== Records for this exercise

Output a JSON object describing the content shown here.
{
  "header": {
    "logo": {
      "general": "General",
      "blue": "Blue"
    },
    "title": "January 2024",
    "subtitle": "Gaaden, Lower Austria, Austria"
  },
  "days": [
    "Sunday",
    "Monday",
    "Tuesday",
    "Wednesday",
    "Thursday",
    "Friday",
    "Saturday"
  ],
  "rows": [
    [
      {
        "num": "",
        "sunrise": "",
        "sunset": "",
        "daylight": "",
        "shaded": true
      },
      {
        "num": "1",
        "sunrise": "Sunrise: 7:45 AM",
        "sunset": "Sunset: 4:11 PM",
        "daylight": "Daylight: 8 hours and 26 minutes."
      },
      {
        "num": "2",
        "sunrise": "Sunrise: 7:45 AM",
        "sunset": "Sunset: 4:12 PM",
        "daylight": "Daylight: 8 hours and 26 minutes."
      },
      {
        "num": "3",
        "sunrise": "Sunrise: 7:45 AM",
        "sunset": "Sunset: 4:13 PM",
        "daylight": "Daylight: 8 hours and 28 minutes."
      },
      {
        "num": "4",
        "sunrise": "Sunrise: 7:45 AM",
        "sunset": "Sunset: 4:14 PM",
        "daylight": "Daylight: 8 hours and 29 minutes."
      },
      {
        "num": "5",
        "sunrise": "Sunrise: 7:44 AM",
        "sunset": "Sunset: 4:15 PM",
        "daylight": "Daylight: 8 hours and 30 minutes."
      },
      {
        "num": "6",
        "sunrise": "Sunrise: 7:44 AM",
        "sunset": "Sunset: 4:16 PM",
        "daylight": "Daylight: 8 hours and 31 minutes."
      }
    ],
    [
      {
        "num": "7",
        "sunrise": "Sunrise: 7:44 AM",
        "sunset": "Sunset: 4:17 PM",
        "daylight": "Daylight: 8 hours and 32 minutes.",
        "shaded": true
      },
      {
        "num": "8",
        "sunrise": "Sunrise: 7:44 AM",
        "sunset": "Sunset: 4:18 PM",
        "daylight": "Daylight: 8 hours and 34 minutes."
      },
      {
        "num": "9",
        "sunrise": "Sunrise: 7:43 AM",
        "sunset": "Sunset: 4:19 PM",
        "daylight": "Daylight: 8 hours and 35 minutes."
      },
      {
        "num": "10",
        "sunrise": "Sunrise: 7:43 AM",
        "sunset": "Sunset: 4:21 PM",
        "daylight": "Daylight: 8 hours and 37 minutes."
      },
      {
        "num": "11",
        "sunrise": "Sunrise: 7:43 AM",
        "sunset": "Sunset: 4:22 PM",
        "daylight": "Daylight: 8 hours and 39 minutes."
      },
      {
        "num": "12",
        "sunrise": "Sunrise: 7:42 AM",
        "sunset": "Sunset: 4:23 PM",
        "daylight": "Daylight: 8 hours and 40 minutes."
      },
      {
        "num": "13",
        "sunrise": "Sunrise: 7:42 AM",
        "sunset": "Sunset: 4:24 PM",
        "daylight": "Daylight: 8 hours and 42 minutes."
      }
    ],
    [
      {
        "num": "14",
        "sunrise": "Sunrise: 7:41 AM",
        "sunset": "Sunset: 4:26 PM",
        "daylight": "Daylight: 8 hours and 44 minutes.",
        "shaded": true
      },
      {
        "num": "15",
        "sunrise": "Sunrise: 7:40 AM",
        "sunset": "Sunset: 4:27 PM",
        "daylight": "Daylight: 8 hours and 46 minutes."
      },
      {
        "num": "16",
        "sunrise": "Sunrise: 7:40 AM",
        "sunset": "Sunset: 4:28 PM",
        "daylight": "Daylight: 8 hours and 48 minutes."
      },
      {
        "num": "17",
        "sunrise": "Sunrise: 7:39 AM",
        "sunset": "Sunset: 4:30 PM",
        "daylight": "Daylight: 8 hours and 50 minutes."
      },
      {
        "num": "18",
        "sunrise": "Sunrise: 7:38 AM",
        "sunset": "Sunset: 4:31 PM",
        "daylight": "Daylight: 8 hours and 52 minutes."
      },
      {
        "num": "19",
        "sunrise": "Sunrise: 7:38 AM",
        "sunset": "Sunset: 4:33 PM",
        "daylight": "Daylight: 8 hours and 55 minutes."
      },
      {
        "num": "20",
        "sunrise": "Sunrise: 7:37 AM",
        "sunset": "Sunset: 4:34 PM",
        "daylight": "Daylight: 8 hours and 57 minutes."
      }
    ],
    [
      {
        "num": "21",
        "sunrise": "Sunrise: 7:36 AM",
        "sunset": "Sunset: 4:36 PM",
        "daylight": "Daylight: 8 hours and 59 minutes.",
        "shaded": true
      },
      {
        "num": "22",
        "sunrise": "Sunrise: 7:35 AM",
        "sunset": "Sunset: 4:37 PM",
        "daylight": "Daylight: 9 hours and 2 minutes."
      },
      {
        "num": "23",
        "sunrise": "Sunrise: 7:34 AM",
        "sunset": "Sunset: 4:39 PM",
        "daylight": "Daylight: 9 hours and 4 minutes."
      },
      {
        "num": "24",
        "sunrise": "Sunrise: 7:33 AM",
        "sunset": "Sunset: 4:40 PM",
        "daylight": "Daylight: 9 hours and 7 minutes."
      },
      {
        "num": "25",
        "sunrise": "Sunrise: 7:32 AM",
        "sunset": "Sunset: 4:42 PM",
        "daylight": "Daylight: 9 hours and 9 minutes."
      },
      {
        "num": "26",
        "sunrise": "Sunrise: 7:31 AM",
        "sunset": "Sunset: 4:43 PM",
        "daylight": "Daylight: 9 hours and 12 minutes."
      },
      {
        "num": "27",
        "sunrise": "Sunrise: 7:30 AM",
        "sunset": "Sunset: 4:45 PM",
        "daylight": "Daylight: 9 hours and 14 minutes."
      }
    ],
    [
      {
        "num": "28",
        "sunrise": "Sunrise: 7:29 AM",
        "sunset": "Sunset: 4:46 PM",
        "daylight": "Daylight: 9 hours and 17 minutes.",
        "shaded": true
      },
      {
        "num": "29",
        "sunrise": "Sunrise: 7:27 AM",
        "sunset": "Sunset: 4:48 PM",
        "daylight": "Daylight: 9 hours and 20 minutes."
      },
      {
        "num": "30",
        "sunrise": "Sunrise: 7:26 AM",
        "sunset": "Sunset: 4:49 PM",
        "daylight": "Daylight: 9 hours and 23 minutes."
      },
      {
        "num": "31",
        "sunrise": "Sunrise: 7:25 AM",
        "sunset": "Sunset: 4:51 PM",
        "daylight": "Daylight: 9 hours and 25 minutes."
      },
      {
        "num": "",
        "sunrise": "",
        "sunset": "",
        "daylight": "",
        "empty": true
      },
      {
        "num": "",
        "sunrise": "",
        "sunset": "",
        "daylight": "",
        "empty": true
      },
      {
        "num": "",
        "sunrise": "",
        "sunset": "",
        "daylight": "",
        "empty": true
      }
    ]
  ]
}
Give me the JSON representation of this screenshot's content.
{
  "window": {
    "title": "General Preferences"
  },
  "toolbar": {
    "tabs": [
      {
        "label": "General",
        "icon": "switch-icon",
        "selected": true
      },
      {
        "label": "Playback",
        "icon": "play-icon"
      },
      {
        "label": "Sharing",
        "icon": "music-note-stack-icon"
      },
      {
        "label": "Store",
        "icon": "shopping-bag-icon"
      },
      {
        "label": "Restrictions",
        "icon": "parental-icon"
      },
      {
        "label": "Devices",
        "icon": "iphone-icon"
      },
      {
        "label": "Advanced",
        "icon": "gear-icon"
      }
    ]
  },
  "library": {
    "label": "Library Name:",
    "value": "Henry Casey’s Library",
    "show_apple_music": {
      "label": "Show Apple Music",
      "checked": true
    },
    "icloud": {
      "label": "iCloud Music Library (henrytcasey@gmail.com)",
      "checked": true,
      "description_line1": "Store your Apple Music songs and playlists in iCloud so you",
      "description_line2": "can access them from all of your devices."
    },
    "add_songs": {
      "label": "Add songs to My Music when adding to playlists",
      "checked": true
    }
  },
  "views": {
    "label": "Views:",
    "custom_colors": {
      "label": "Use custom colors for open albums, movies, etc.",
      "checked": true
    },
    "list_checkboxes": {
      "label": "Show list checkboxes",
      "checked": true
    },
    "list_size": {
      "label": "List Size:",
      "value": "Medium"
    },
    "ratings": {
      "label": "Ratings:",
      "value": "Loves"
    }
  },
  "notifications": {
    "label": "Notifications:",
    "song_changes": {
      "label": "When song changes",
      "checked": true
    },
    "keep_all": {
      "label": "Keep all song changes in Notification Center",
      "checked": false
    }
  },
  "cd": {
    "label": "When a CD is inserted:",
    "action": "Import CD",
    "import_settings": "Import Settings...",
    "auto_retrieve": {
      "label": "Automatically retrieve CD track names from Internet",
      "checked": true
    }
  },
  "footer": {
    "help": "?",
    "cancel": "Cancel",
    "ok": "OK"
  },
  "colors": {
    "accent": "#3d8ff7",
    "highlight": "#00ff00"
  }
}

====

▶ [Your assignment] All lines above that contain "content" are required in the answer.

▶ [Exercise output]
Output a JSON object describing the content shown here.
Give me the JSON representation of this screenshot's content.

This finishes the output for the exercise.